Disclaimer: I was not paid for this review. I checked this book out from the library and reviewed it on my own impetus.

Review: The Wrath and the Dawn


Details: Ahdieh, Renee. (2015). The Wrath and the Dawn. New York: G.P. Putnam’s Sons.

Keywords: Retellings, Arabian Nights, Young Adult, Fantasy


I was expecting to like this book based on all that I had heard about it. Not only was it talked up at the bookstore where I currently work, but I had the opportunity to see the author on a panel at ALA about diverse books. The panel was excellent and got me pretty excited about reading all the books featured which I plan to do.

That being said, I enjoyed it even more than I thought I would. The writing while beautiful, was not overly purple, but just rich enough to really capture the imagination. The world building was brilliant, evoking a historical Arabia with a hint of the fantastical. And I am a huge sucker for retellings and I liked that although this was inspired by Scheherazade, it was not hemmed in by trying to be ultra-faithful to the original, but truly became its own story. I would also like to give kudos to the author for including a “big misunderstanding” but not drawing out to the point of hair ripping. It was really refreshing to have the answers when they needed to be revealed.

The characters were probably the strongest part of the book. Shahrzad was complex and interesting, and definitely qualifies as a super badass lady. Smart and strong and not willing to take crap from anyone, but also possessing enough faults that I did not find her to be the perfect heroine. Really, all the characters were complex, even ones that don’t appear as often, like Shahrzad’s father (who does have a rather important part, but appears very little).

I also want to mention the relationship between Shahrzad and her handmaiden, Despina. I always like when there is a relationship between women that seems real. Their mix of wanting to be friends and not trusting each other rings true for the situation that they are in, but the friendship that develops between them is awesome and full of hilarious snark.

My only real problems with the book were one, Shahrzad’s overnight acceptance of Queenliness. Like, she starts ordering people around right away. It just seemed a little out of the blue for someone of her personality. I also felt there was a tad bit of insta-love that went on, but it is kind of explained later so I wasn’t as annoyed by it as I usually am. And the romance is pretty steamy is some parts, so I was placated, because damn, do I like a good steamy love story (for further details, see my extensive romance novel reading list).

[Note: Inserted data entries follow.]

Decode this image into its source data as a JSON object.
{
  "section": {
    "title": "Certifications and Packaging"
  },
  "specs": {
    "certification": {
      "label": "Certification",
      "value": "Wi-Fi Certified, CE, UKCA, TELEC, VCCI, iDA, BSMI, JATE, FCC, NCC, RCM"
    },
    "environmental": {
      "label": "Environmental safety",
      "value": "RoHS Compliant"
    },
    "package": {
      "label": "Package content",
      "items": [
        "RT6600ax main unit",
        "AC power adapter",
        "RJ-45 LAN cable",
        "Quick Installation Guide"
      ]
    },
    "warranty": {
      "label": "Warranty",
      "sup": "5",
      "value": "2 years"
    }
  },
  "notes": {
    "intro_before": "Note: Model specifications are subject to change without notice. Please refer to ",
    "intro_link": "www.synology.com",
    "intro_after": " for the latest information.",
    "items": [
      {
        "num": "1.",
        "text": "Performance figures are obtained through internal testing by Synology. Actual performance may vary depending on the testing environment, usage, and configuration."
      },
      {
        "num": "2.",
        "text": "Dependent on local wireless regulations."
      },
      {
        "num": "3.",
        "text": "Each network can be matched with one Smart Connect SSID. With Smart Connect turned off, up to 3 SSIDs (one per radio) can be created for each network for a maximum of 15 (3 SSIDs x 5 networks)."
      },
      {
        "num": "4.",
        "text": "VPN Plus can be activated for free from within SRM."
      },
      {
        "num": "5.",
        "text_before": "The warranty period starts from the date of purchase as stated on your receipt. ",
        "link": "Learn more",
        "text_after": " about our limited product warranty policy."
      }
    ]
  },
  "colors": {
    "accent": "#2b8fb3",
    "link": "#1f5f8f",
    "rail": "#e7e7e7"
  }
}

Excitement Level: Swirling Sands of Awesomesauce

I received a free copy of this book at the American Library Association Conference. I was not asked to do this review, just decided to do it all by my onesie.